## Directions for this task
Below are the records; copy each line in which "value" can be found.

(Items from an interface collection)
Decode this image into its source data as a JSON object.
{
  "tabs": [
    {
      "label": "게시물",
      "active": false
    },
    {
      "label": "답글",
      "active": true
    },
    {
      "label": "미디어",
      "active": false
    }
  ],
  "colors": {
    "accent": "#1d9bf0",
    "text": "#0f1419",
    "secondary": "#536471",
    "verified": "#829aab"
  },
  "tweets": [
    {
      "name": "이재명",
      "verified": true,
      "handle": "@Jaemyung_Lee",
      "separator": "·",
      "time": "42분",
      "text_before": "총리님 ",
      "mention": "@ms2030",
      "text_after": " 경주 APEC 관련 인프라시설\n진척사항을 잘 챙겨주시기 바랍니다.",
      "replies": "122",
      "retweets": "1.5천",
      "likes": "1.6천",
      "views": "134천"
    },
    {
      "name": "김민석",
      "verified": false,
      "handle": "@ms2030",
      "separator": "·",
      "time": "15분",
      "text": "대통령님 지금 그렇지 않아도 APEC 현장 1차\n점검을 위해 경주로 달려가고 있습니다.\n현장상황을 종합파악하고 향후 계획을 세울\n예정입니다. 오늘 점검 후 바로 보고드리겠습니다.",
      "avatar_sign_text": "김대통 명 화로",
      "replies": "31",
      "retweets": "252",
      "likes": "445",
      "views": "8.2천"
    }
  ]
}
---
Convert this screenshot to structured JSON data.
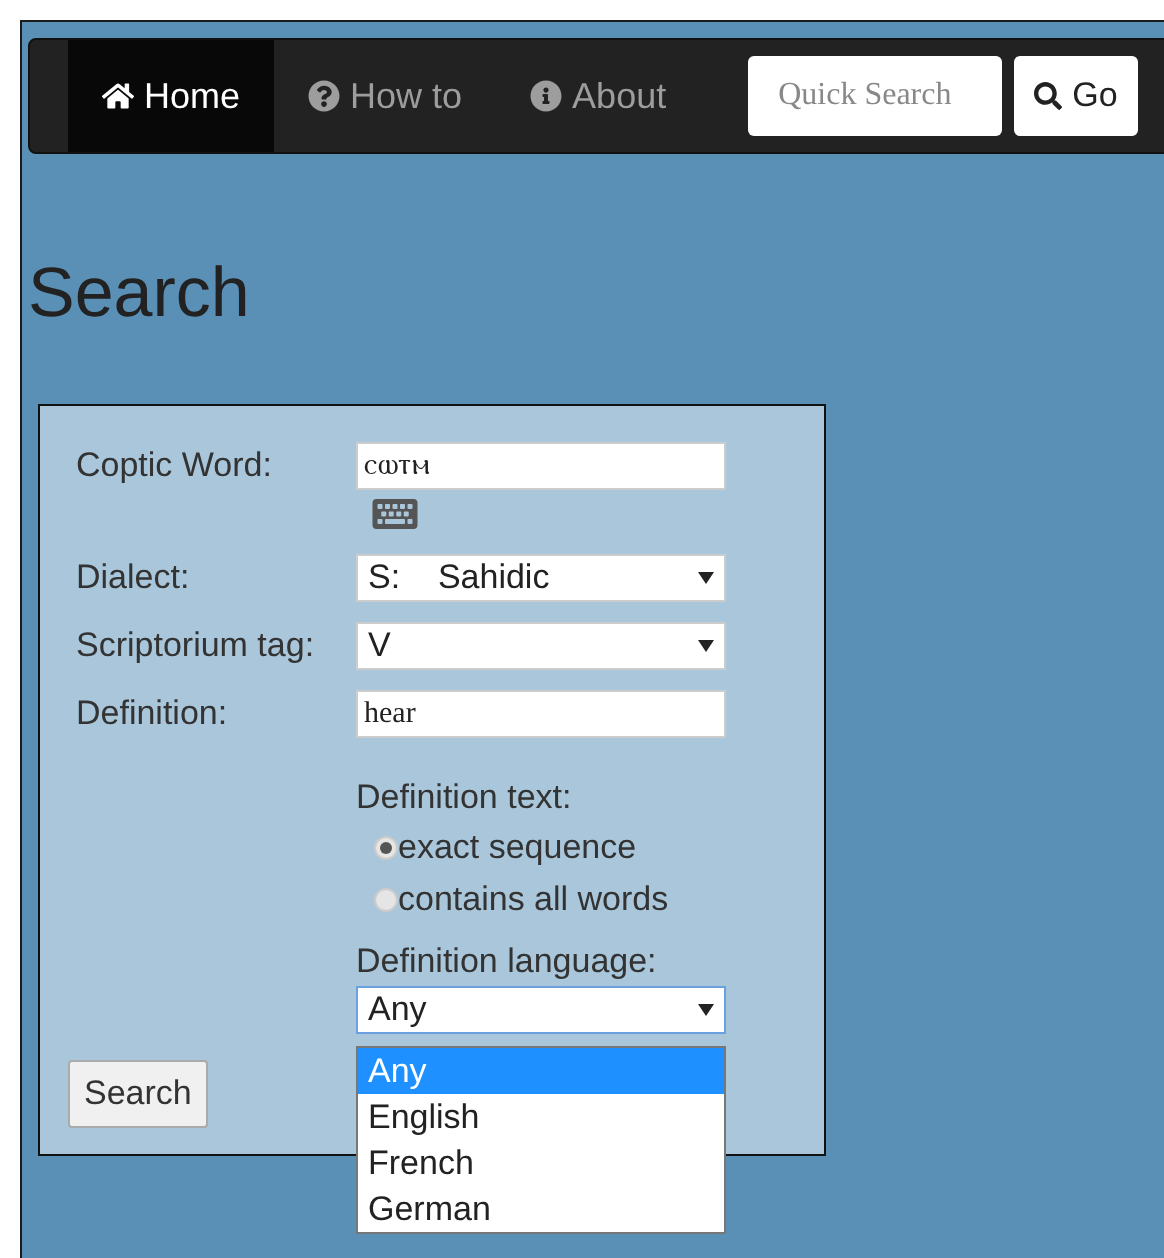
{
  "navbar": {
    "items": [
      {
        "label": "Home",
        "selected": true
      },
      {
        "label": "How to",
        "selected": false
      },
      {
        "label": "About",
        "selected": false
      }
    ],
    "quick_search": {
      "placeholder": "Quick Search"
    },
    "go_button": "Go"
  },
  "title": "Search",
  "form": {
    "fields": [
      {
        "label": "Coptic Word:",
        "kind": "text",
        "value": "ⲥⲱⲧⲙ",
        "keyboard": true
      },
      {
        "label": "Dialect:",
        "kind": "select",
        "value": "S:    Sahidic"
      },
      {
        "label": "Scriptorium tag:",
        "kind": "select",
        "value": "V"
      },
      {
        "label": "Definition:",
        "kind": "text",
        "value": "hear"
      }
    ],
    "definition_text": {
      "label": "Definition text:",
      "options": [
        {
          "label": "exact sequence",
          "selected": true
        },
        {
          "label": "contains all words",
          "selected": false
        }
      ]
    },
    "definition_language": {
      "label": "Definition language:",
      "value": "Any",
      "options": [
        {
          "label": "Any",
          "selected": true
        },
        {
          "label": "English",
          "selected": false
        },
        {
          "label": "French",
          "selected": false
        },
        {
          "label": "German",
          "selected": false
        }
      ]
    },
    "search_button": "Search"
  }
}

## Exercise result
        "value": "ⲥⲱⲧⲙ",
        "value": "S:    Sahidic"
        "value": "V"
        "value": "hear"
      "value": "Any",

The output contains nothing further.